How Does a Pressure Reducing Valve Work?

Basics

Pressure reducing valves reduce the pressure of the inflowing water so that it comes out of the valve more slowly than it entered. They are used to reduce waste and to keep pipes from bursting when water enters a home under higher pressure from the municipality's water source. They are made out of sturdy material, such as brass, to withstand the force that they are constantly under.

Set Up

Pressure reducing valves have several parts. The inlet and outlet ends are connected to the piping where needed. Other parts include a spring, a diaphragm, and a pintle. The spring and diaphragm are on the side of the valve, and the pintle moves in the middle to open and close the valve to relieve the pressure.

Operation

The inflowing water pushes against the diaphragm inside the valve. The spring is on the other side of the diaphragm, and when the water tries to force the diaphragm in one direction, the spring forces the diaphragm back the other way. This slows the flow of water so that it doesn't come out as quickly and, in doing so, evens out the pressure.
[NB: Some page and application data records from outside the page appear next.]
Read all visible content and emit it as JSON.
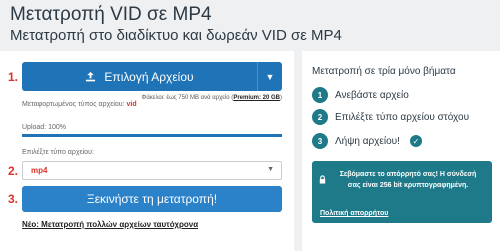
{
  "header": {
    "title": "Μετατροπή VID σε MP4",
    "subtitle": "Μετατροπή στο διαδίκτυο και δωρεάν VID σε MP4"
  },
  "steps": {
    "one": "1.",
    "two": "2.",
    "three": "3."
  },
  "upload": {
    "button_label": "Επιλογή Αρχείου",
    "limit_text": "Φάκελοι: έως 750 MB ανά αρχείο (",
    "limit_premium": "Premium: 20 GB",
    "limit_close": ")",
    "converted_label": "Μεταφορτωμένος τύπος αρχείου:",
    "converted_ext": "vid",
    "progress_label": "Upload: 100%",
    "progress_value": 1.0
  },
  "format": {
    "label": "Επιλέξτε τύπο αρχείου:",
    "selected": "mp4"
  },
  "actions": {
    "start_label": "Ξεκινήστε τη μετατροπή!",
    "multi_link": "Νέο: Μετατροπή πολλών αρχείων ταυτόχρονα"
  },
  "sidebar": {
    "title": "Μετατροπή σε τρία μόνο βήματα",
    "items": [
      {
        "num": "1",
        "label": "Ανεβάστε αρχείο"
      },
      {
        "num": "2",
        "label": "Επιλέξτε τύπο αρχείου στόχου"
      },
      {
        "num": "3",
        "label": "Λήψη αρχείου!"
      }
    ],
    "privacy_text": "Σεβόμαστε το απόρρητό σας! Η σύνδεσή σας είναι 256 bit κρυπτογραφημένη.",
    "privacy_link": "Πολιτική απορρήτου"
  },
  "colors": {
    "primary": "#1f73b7",
    "accent": "#d9342b",
    "teal": "#1e7a89"
  }
}
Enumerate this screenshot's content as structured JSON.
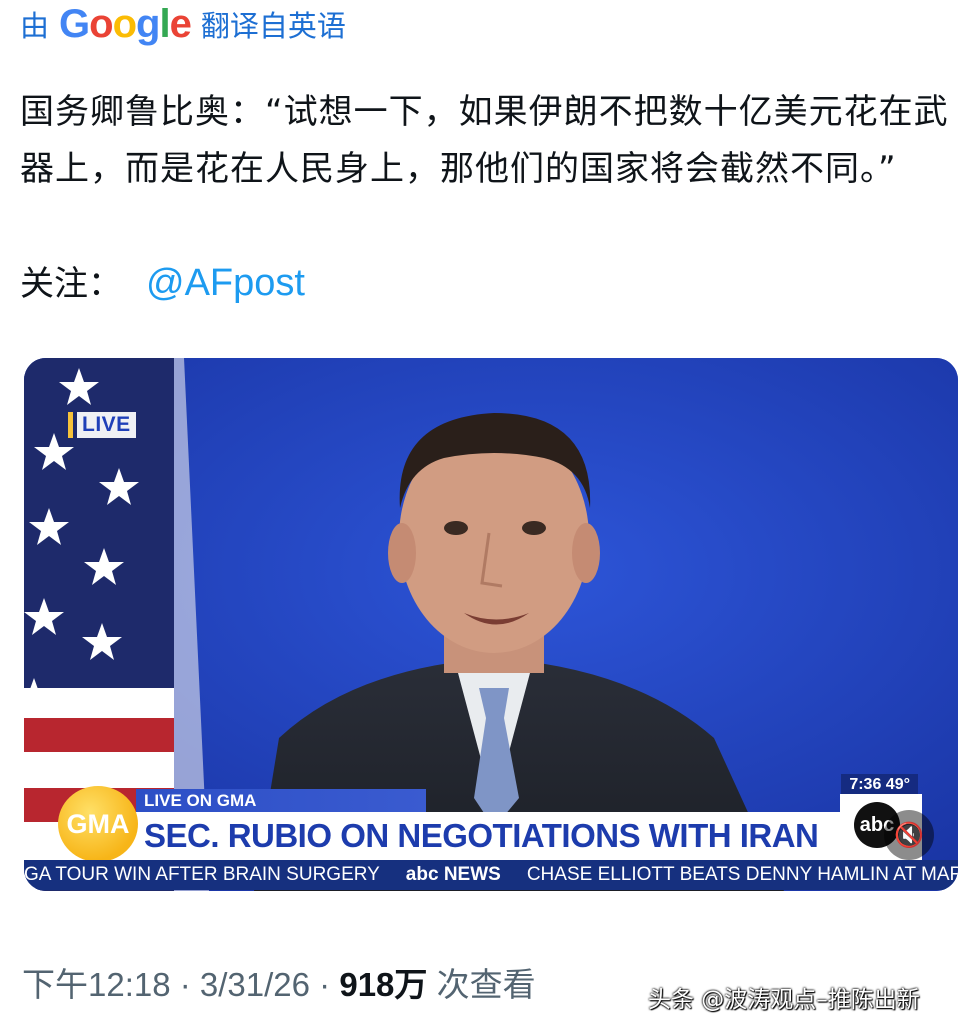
{
  "translate_bar": {
    "prefix": "由",
    "logo": "Google",
    "suffix": "翻译自英语"
  },
  "tweet": {
    "text": "国务卿鲁比奥：“试想一下，如果伊朗不把数十亿美元花在武器上，而是花在人民身上，那他们的国家将会截然不同。”",
    "follow_label": "关注：",
    "follow_handle": "@AFpost"
  },
  "video": {
    "live_tag": "LIVE",
    "clock": "7:36  49°",
    "live_on": "LIVE ON GMA",
    "gma_logo": "GMA",
    "headline": "SEC. RUBIO ON NEGOTIATIONS WITH IRAN",
    "abc_logo": "abc",
    "ticker": [
      "GA TOUR WIN AFTER BRAIN SURGERY",
      "abc NEWS",
      "CHASE ELLIOTT BEATS DENNY HAMLIN AT MARTINSVILL"
    ],
    "mute_icon": "mute-icon"
  },
  "meta": {
    "time": "下午12:18 · 3/31/26 · ",
    "views": "918万",
    "views_label": " 次查看"
  },
  "watermark": "头条 @波涛观点–推陈出新",
  "colors": {
    "link": "#1d9bf0",
    "translate": "#1d6fd3",
    "video_bg": "#1f3fb8",
    "headline_text": "#1d3cad",
    "gma_yellow": "#f7b518"
  }
}
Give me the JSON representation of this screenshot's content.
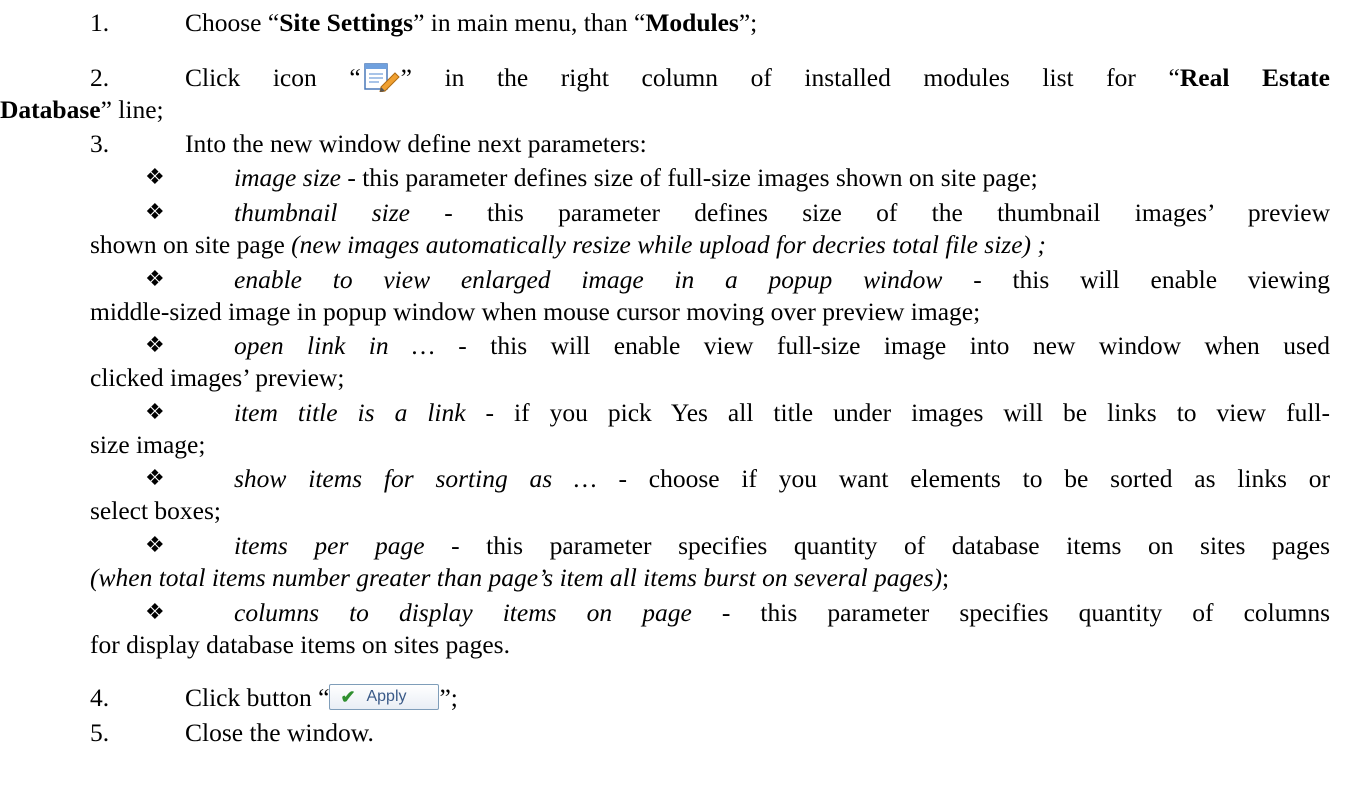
{
  "steps": [
    {
      "number": "1.",
      "pre": "Choose “",
      "b1": "Site Settings",
      "mid": "” in main menu, than “",
      "b2": "Modules",
      "post": "”;"
    },
    {
      "number": "2.",
      "pre": "Click icon “",
      "icon": "edit-icon",
      "mid": "” in the right column of installed modules list for “",
      "b1": "Real Estate",
      "b2": "Database",
      "post": "” line;"
    },
    {
      "number": "3.",
      "text": "Into the new window define next parameters:"
    },
    {
      "number": "4.",
      "pre": "Click button “",
      "button_label": "Apply",
      "button_icon": "checkmark-icon",
      "post": "”;"
    },
    {
      "number": "5.",
      "text": "Close the window."
    }
  ],
  "parameters": [
    {
      "name": "image size",
      "desc": " - this parameter defines size of full-size images shown on site page;"
    },
    {
      "name": "thumbnail size",
      "desc1": " - this parameter defines size of the thumbnail images’ preview",
      "desc2": "shown on site page ",
      "note": "(new images automatically resize while upload for decries total file size) ;"
    },
    {
      "name": "enable to view enlarged image in a popup window",
      "desc1": " - this will enable viewing",
      "desc2": "middle-sized image in popup window when mouse cursor moving over preview image;"
    },
    {
      "name": "open link in …",
      "desc1": " - this will enable view full-size image into new window when used",
      "desc2": "clicked images’ preview;"
    },
    {
      "name": "item title is a link",
      "desc1": " - if you pick Yes all title under images will be links to view full-",
      "desc2": "size image;"
    },
    {
      "name": "show items for sorting as …",
      "desc1": " - choose if you want elements to be sorted as links or",
      "desc2": "select boxes;"
    },
    {
      "name": "items per page",
      "desc1": " - this parameter specifies quantity of database items on sites pages",
      "note": "(when total items number greater than page’s item all items burst on several pages)",
      "desc2": ";"
    },
    {
      "name": "columns to display items on page",
      "desc1": " - this parameter specifies quantity of columns",
      "desc2": "for display database items on sites pages."
    }
  ],
  "bullet_glyph": "❖",
  "colors": {
    "text": "#000000",
    "apply_border": "#7f9db9",
    "apply_text": "#3a5a88",
    "check": "#2f8f2f"
  }
}
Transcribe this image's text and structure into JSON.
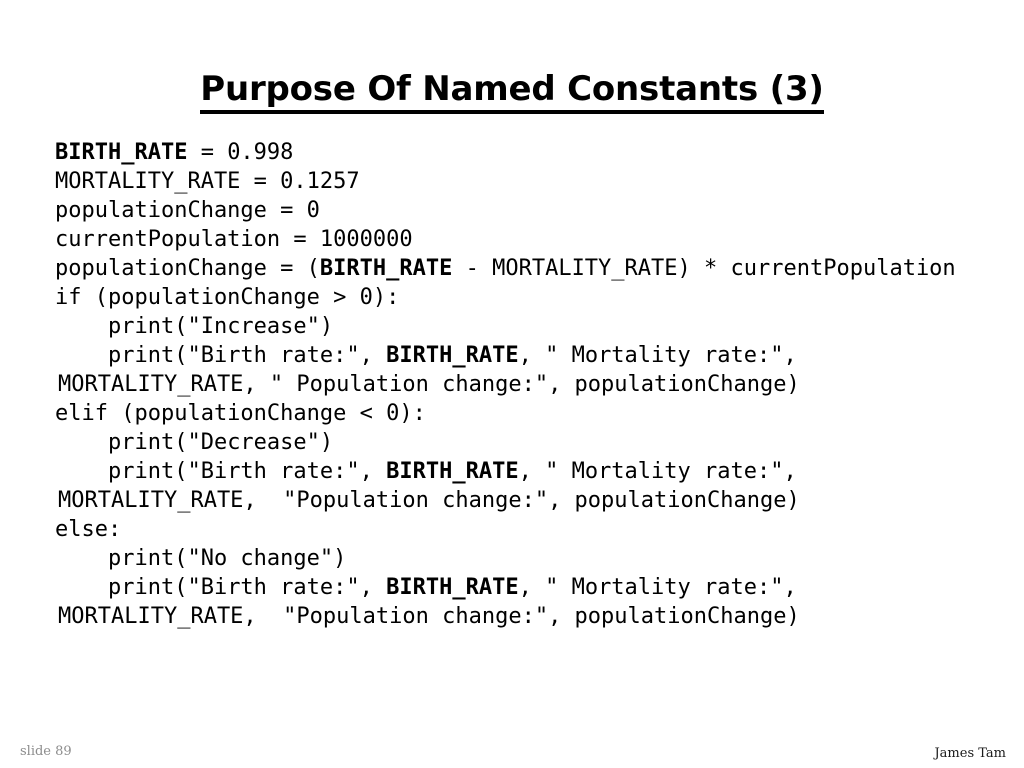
{
  "slide": {
    "title": "Purpose Of Named Constants (3)",
    "background_color": "#ffffff",
    "text_color": "#000000"
  },
  "code": {
    "language": "python",
    "lines": [
      {
        "id": "line-1",
        "indent": 0,
        "continuation": false,
        "segments": [
          {
            "text": "BIRTH_RATE",
            "bold": true
          },
          {
            "text": " = 0.998",
            "bold": false
          }
        ]
      },
      {
        "id": "line-2",
        "indent": 0,
        "continuation": false,
        "segments": [
          {
            "text": "MORTALITY_RATE = 0.1257",
            "bold": false
          }
        ]
      },
      {
        "id": "line-3",
        "indent": 0,
        "continuation": false,
        "segments": [
          {
            "text": "populationChange = 0",
            "bold": false
          }
        ]
      },
      {
        "id": "line-4",
        "indent": 0,
        "continuation": false,
        "segments": [
          {
            "text": "currentPopulation = 1000000",
            "bold": false
          }
        ]
      },
      {
        "id": "line-5",
        "indent": 0,
        "continuation": false,
        "segments": [
          {
            "text": "populationChange = (",
            "bold": false
          },
          {
            "text": "BIRTH_RATE",
            "bold": true
          },
          {
            "text": " - MORTALITY_RATE) * currentPopulation",
            "bold": false
          }
        ]
      },
      {
        "id": "line-6",
        "indent": 0,
        "continuation": false,
        "segments": [
          {
            "text": "if (populationChange > 0):",
            "bold": false
          }
        ]
      },
      {
        "id": "line-7",
        "indent": 4,
        "continuation": false,
        "segments": [
          {
            "text": "print(\"Increase\")",
            "bold": false
          }
        ]
      },
      {
        "id": "line-8",
        "indent": 4,
        "continuation": false,
        "segments": [
          {
            "text": "print(\"Birth rate:\", ",
            "bold": false
          },
          {
            "text": "BIRTH_RATE",
            "bold": true
          },
          {
            "text": ", \" Mortality rate:\",",
            "bold": false
          }
        ]
      },
      {
        "id": "line-9",
        "indent": 0,
        "continuation": true,
        "segments": [
          {
            "text": "MORTALITY_RATE, \" Population change:\", populationChange)",
            "bold": false
          }
        ]
      },
      {
        "id": "line-10",
        "indent": 0,
        "continuation": false,
        "segments": [
          {
            "text": "elif (populationChange < 0):",
            "bold": false
          }
        ]
      },
      {
        "id": "line-11",
        "indent": 4,
        "continuation": false,
        "segments": [
          {
            "text": "print(\"Decrease\")",
            "bold": false
          }
        ]
      },
      {
        "id": "line-12",
        "indent": 4,
        "continuation": false,
        "segments": [
          {
            "text": "print(\"Birth rate:\", ",
            "bold": false
          },
          {
            "text": "BIRTH_RATE",
            "bold": true
          },
          {
            "text": ", \" Mortality rate:\",",
            "bold": false
          }
        ]
      },
      {
        "id": "line-13",
        "indent": 0,
        "continuation": true,
        "segments": [
          {
            "text": "MORTALITY_RATE,  \"Population change:\", populationChange)",
            "bold": false
          }
        ]
      },
      {
        "id": "line-14",
        "indent": 0,
        "continuation": false,
        "segments": [
          {
            "text": "else:",
            "bold": false
          }
        ]
      },
      {
        "id": "line-15",
        "indent": 4,
        "continuation": false,
        "segments": [
          {
            "text": "print(\"No change\")",
            "bold": false
          }
        ]
      },
      {
        "id": "line-16",
        "indent": 4,
        "continuation": false,
        "segments": [
          {
            "text": "print(\"Birth rate:\", ",
            "bold": false
          },
          {
            "text": "BIRTH_RATE",
            "bold": true
          },
          {
            "text": ", \" Mortality rate:\",",
            "bold": false
          }
        ]
      },
      {
        "id": "line-17",
        "indent": 0,
        "continuation": true,
        "segments": [
          {
            "text": "MORTALITY_RATE,  \"Population change:\", populationChange)",
            "bold": false
          }
        ]
      }
    ]
  },
  "footer": {
    "slide_number_label": "slide 89",
    "author": "James Tam"
  }
}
The most common place to find pressure reducing valves is right after a water meter, which helps ensure that the flow of water into a house is even and won't damage pipes or fixtures.